What the task asks
The answer should be a number alone: the count of lines in the listing below that include "hint".

Provided material
● ● ●
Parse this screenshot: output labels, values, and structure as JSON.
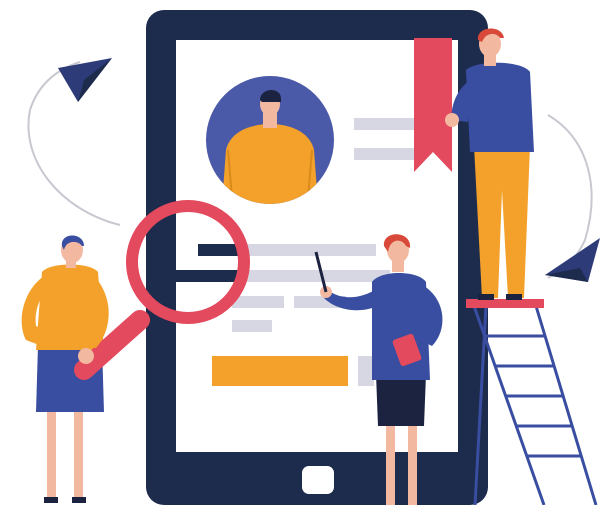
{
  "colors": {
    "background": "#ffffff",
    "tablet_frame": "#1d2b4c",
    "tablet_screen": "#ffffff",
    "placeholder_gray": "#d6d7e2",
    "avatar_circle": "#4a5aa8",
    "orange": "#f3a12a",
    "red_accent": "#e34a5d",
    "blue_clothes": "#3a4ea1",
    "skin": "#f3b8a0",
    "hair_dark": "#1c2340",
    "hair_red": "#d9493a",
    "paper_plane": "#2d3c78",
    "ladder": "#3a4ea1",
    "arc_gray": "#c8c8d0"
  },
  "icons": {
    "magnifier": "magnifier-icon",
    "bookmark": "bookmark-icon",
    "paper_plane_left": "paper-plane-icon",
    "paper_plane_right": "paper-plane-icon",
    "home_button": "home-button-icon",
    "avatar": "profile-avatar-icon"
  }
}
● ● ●
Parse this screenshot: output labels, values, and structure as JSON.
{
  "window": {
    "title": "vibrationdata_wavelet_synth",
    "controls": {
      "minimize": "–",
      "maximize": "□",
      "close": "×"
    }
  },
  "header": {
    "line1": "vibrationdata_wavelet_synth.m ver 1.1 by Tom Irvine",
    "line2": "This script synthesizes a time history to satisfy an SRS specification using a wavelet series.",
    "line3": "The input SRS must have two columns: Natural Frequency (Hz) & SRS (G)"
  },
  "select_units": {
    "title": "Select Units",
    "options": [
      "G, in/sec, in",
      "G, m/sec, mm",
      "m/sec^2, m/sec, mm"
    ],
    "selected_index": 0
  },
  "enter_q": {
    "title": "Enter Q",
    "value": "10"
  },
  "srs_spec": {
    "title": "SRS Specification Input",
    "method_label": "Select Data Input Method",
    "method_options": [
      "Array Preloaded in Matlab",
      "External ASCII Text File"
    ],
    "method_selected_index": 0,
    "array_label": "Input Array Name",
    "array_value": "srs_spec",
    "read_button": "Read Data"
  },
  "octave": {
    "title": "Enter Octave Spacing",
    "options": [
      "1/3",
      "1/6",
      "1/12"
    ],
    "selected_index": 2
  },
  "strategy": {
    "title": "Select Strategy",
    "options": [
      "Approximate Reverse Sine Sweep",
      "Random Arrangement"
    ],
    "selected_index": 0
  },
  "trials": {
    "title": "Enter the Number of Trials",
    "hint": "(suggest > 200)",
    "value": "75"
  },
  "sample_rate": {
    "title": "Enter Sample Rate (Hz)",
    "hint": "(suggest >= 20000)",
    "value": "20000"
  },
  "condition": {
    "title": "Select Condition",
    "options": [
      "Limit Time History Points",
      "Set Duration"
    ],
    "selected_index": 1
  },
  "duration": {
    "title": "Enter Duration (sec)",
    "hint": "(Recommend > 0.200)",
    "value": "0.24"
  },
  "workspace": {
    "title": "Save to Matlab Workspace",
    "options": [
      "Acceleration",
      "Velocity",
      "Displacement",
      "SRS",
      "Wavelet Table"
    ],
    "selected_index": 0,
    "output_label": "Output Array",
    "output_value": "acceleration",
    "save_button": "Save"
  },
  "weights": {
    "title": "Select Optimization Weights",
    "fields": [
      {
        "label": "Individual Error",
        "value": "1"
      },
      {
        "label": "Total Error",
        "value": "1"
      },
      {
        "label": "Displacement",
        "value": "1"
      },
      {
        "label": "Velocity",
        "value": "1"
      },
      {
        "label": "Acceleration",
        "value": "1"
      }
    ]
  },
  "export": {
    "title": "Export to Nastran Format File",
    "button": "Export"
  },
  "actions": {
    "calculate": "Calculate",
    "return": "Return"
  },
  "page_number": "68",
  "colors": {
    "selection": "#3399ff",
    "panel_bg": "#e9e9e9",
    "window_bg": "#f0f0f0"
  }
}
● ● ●
Solution for this exercise
3